Education and employment experts say Cambodian graduates often lack of the skills or experience that employers are seeking.
A lack of knowledge among young people about the courses offered at universities and about the skills required for different careers stems from the public high school system not providing students with sufficient information even to choose what subject to study as their major.
With the Association of Southeast Asian Nations (ASEAN) region embarking upon integration at the end of this year—including freer movement of labor—Cambodia’s underprepared labor force is going to be under even more pressure, having to compete with workers from neighboring countries.
So a project funded by the United Nations Development Program and the Embassy of Sweden in Phnom Penh is well timed.
The project Klahan9—from the Khmer word Klahan, meaning “brave”—is a multimedia initiative that aims to help youths make better decisions about their careers. Implemented by BBC Media Action, it so-far centers on a radio show that broadcasts interviews with employment experts, call-in advice programs and educational dramas to try to spread information about employment.
“Most of the youths in high school have no idea about which major fits their talents, and we hope to provide them with information to let them choose the right path to walk in their career,” said Sok Somphoas Phalyka, radio manager at Klahan9.

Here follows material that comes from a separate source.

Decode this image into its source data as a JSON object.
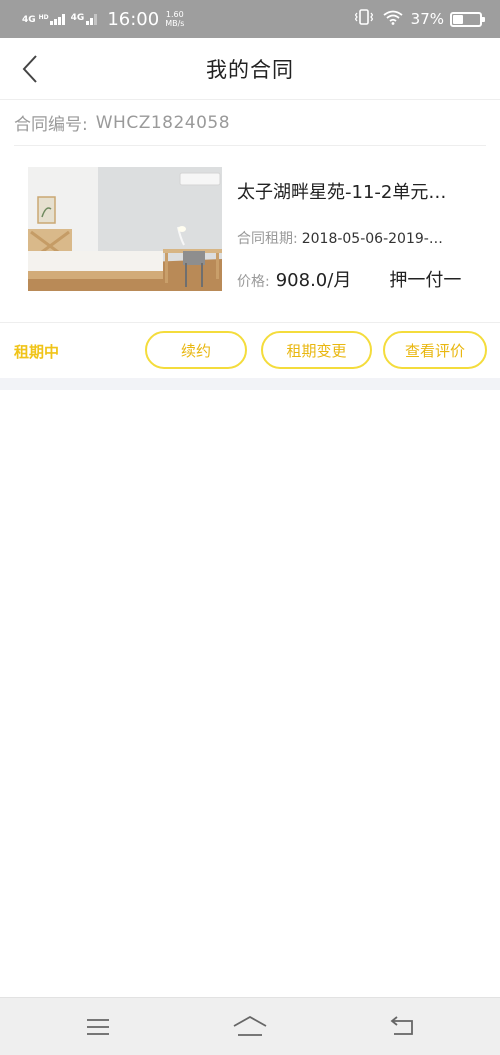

“We cover a range of topics—from how to search for employment opportunities more effectively, negotiating with parents and employers, CV writing and interviewing skills, workplace safety, employee rights and responsibilities—to make the youth learn and know how to adjust themselves for their career.”
The show is broadcast live on Sundays between 1pm and 2pm on FM103. The content is also be available online through a website, and through SoundCloud and Facebook. A television show in the same vein, Klahan9 TV, will begin in December.
One fan of the radio show, Phat Pichny, who is a junior student at National University of Management majoring in marketing, told VOA Khmer that she benefits from listening to the program. Klahan9 builds on the popularity and momentum of Love9, a sexual and reproductive health initiative, and Loy9, a program encouraging civic engagement among youth.
“The program provides me and the audience with the good knowledge that will allow us to make better decisions in choosing a major or a path to walk in our academic life and career,” she said. “It is not a good idea for many Cambodia youths to choose a major based on the influence given by peers and family.”
Another listener told VOA Khmer that the program provides the audience with some good tips shared by the experts they invited to be the guest speaker.
“For youths, it benefits us a lot because the contents of the program mostly focus on youths,” said Seng Kimleang, a 26-year-old office worker. “I also receive a lot of guidance from the experts from many different fields.”